Work required - Every single entry that follows is to be retyped exactly.
****************************************
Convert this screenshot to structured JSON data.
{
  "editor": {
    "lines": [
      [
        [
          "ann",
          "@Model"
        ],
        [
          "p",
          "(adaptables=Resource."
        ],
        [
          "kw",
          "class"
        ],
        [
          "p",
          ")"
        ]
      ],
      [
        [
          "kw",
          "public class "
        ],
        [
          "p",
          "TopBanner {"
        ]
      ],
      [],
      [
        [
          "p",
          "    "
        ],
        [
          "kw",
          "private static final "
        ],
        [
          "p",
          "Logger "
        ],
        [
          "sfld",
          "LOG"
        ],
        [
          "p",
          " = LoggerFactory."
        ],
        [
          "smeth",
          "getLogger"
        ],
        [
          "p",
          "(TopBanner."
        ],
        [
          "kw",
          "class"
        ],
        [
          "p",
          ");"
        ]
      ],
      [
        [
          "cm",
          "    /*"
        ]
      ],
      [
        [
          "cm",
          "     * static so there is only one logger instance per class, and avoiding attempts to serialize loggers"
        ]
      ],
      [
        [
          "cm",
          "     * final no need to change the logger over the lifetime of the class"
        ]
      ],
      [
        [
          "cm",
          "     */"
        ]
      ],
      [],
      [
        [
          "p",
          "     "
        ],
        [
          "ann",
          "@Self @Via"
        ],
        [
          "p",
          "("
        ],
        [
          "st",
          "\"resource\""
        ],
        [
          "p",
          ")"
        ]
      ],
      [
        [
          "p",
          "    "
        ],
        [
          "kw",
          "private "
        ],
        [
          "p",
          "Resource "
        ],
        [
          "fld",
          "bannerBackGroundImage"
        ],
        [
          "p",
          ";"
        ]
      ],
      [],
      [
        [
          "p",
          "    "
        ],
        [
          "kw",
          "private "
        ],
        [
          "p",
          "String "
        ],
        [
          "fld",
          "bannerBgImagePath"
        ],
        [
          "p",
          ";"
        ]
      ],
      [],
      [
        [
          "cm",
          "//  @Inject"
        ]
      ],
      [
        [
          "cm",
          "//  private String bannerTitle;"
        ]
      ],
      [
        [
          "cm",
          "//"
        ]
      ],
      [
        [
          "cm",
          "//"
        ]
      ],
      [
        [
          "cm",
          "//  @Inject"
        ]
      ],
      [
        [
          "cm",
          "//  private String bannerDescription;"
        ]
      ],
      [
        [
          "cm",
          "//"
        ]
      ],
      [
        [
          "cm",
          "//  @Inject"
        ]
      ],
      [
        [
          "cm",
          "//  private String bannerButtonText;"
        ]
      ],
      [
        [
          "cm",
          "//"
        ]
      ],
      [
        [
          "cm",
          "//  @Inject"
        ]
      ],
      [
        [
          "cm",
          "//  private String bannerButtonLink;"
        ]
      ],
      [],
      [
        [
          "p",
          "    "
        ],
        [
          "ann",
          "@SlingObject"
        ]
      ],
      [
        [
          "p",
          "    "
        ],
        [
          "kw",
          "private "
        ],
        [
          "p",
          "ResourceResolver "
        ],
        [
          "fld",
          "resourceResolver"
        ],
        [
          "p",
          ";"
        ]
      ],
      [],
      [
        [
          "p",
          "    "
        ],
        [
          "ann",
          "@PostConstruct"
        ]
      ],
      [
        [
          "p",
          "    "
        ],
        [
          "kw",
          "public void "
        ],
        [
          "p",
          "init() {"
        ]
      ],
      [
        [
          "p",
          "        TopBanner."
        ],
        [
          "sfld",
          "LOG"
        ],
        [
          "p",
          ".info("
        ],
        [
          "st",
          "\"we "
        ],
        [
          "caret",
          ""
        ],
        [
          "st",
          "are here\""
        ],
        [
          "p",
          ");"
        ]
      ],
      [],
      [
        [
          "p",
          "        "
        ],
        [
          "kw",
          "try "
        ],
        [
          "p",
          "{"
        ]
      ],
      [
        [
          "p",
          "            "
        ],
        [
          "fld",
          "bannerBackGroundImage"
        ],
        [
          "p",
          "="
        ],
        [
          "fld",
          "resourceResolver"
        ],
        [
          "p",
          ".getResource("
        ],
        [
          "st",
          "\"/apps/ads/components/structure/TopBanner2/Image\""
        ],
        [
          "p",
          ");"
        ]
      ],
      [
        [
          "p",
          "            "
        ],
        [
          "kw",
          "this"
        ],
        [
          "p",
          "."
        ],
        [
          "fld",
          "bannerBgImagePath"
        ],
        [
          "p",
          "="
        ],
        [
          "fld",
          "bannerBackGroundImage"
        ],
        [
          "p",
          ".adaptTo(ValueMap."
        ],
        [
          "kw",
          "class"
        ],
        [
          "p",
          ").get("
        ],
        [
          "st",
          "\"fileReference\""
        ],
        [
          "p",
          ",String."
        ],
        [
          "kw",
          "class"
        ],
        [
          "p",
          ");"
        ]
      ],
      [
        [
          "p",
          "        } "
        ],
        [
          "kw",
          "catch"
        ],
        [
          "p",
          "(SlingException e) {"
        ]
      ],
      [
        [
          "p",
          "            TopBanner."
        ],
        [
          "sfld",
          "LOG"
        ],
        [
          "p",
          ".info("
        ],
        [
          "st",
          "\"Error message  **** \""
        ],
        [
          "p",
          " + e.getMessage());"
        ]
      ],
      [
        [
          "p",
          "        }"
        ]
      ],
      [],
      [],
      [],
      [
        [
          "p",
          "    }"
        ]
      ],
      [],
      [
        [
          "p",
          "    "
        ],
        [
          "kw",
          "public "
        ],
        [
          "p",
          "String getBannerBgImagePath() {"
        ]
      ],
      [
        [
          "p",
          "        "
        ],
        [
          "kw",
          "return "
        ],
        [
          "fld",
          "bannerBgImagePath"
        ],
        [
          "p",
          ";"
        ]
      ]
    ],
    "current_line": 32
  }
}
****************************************
Output of the task -
Convert this screenshot to structured JSON data.
{
  "editor": {
    "lines": [
      [
        [
          "ann",
          "@Model"
        ],
        [
          "p",
          "(adaptables=Resource."
        ],
        [
          "kw",
          "class"
        ],
        [
          "p",
          ")"
        ]
      ],
      [
        [
          "kw",
          "public class "
        ],
        [
          "p",
          "TopBanner {"
        ]
      ],
      [],
      [
        [
          "p",
          "    "
        ],
        [
          "kw",
          "private static final "
        ],
        [
          "p",
          "Logger "
        ],
        [
          "sfld",
          "LOG"
        ],
        [
          "p",
          " = LoggerFactory."
        ],
        [
          "smeth",
          "getLogger"
        ],
        [
          "p",
          "(TopBanner."
        ],
        [
          "kw",
          "class"
        ],
        [
          "p",
          ");"
        ]
      ],
      [
        [
          "cm",
          "    /*"
        ]
      ],
      [
        [
          "cm",
          "     * static so there is only one logger instance per class, and avoiding attempts to serialize loggers"
        ]
      ],
      [
        [
          "cm",
          "     * final no need to change the logger over the lifetime of the class"
        ]
      ],
      [
        [
          "cm",
          "     */"
        ]
      ],
      [],
      [
        [
          "p",
          "     "
        ],
        [
          "ann",
          "@Self @Via"
        ],
        [
          "p",
          "("
        ],
        [
          "st",
          "\"resource\""
        ],
        [
          "p",
          ")"
        ]
      ],
      [
        [
          "p",
          "    "
        ],
        [
          "kw",
          "private "
        ],
        [
          "p",
          "Resource "
        ],
        [
          "fld",
          "bannerBackGroundImage"
        ],
        [
          "p",
          ";"
        ]
      ],
      [],
      [
        [
          "p",
          "    "
        ],
        [
          "kw",
          "private "
        ],
        [
          "p",
          "String "
        ],
        [
          "fld",
          "bannerBgImagePath"
        ],
        [
          "p",
          ";"
        ]
      ],
      [],
      [
        [
          "cm",
          "//  @Inject"
        ]
      ],
      [
        [
          "cm",
          "//  private String bannerTitle;"
        ]
      ],
      [
        [
          "cm",
          "//"
        ]
      ],
      [
        [
          "cm",
          "//"
        ]
      ],
      [
        [
          "cm",
          "//  @Inject"
        ]
      ],
      [
        [
          "cm",
          "//  private String bannerDescription;"
        ]
      ],
      [
        [
          "cm",
          "//"
        ]
      ],
      [
        [
          "cm",
          "//  @Inject"
        ]
      ],
      [
        [
          "cm",
          "//  private String bannerButtonText;"
        ]
      ],
      [
        [
          "cm",
          "//"
        ]
      ],
      [
        [
          "cm",
          "//  @Inject"
        ]
      ],
      [
        [
          "cm",
          "//  private String bannerButtonLink;"
        ]
      ],
      [],
      [
        [
          "p",
          "    "
        ],
        [
          "ann",
          "@SlingObject"
        ]
      ],
      [
        [
          "p",
          "    "
        ],
        [
          "kw",
          "private "
        ],
        [
          "p",
          "ResourceResolver "
        ],
        [
          "fld",
          "resourceResolver"
        ],
        [
          "p",
          ";"
        ]
      ],
      [],
      [
        [
          "p",
          "    "
        ],
        [
          "ann",
          "@PostConstruct"
        ]
      ],
      [
        [
          "p",
          "    "
        ],
        [
          "kw",
          "public void "
        ],
        [
          "p",
          "init() {"
        ]
      ],
      [
        [
          "p",
          "        TopBanner."
        ],
        [
          "sfld",
          "LOG"
        ],
        [
          "p",
          ".info("
        ],
        [
          "st",
          "\"we "
        ],
        [
          "caret",
          ""
        ],
        [
          "st",
          "are here\""
        ],
        [
          "p",
          ");"
        ]
      ],
      [],
      [
        [
          "p",
          "        "
        ],
        [
          "kw",
          "try "
        ],
        [
          "p",
          "{"
        ]
      ],
      [
        [
          "p",
          "            "
        ],
        [
          "fld",
          "bannerBackGroundImage"
        ],
        [
          "p",
          "="
        ],
        [
          "fld",
          "resourceResolver"
        ],
        [
          "p",
          ".getResource("
        ],
        [
          "st",
          "\"/apps/ads/components/structure/TopBanner2/Image\""
        ],
        [
          "p",
          ");"
        ]
      ],
      [
        [
          "p",
          "            "
        ],
        [
          "kw",
          "this"
        ],
        [
          "p",
          "."
        ],
        [
          "fld",
          "bannerBgImagePath"
        ],
        [
          "p",
          "="
        ],
        [
          "fld",
          "bannerBackGroundImage"
        ],
        [
          "p",
          ".adaptTo(ValueMap."
        ],
        [
          "kw",
          "class"
        ],
        [
          "p",
          ").get("
        ],
        [
          "st",
          "\"fileReference\""
        ],
        [
          "p",
          ",String."
        ],
        [
          "kw",
          "class"
        ],
        [
          "p",
          ");"
        ]
      ],
      [
        [
          "p",
          "        } "
        ],
        [
          "kw",
          "catch"
        ],
        [
          "p",
          "(SlingException e) {"
        ]
      ],
      [
        [
          "p",
          "            TopBanner."
        ],
        [
          "sfld",
          "LOG"
        ],
        [
          "p",
          ".info("
        ],
        [
          "st",
          "\"Error message  **** \""
        ],
        [
          "p",
          " + e.getMessage());"
        ]
      ],
      [
        [
          "p",
          "        }"
        ]
      ],
      [],
      [],
      [],
      [
        [
          "p",
          "    }"
        ]
      ],
      [],
      [
        [
          "p",
          "    "
        ],
        [
          "kw",
          "public "
        ],
        [
          "p",
          "String getBannerBgImagePath() {"
        ]
      ],
      [
        [
          "p",
          "        "
        ],
        [
          "kw",
          "return "
        ],
        [
          "fld",
          "bannerBgImagePath"
        ],
        [
          "p",
          ";"
        ]
      ]
    ],
    "current_line": 32
  }
}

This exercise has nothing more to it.